• [Instructions for the task]: State how many lines in the following entries contain the word "JSON". No other output.

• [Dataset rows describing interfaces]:
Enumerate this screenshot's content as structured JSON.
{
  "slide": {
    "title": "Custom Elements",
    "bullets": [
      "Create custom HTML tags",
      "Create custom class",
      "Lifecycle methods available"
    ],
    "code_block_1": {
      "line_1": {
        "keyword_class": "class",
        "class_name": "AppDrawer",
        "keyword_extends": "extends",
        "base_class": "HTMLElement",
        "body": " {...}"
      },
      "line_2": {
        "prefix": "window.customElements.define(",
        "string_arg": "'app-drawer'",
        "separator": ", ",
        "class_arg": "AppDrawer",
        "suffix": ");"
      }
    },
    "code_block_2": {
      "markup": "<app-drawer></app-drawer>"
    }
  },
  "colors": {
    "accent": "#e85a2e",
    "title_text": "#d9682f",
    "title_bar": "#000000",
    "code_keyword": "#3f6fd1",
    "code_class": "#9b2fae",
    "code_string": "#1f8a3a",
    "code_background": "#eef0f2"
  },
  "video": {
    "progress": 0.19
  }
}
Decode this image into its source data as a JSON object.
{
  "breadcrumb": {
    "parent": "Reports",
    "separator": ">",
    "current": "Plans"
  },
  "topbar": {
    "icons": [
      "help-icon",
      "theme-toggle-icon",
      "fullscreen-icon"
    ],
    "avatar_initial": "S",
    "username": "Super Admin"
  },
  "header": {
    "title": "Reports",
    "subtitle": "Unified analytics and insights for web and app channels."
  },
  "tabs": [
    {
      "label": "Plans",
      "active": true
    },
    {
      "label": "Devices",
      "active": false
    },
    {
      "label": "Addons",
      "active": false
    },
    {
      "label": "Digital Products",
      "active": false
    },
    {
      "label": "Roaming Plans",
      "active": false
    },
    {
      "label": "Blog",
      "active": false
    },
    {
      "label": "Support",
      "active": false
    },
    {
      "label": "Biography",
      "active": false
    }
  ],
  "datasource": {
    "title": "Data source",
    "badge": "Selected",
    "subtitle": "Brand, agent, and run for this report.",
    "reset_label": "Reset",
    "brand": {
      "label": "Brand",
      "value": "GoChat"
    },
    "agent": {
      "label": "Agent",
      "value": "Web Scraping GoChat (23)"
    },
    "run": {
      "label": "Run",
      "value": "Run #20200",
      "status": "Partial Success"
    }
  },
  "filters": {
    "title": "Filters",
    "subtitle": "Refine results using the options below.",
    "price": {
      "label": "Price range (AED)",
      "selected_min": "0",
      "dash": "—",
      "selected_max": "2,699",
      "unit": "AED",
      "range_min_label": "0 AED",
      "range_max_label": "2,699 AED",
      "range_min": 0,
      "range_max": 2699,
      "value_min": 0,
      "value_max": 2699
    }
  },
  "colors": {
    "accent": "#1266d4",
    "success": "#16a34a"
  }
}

• [Reply to the exercise]: 2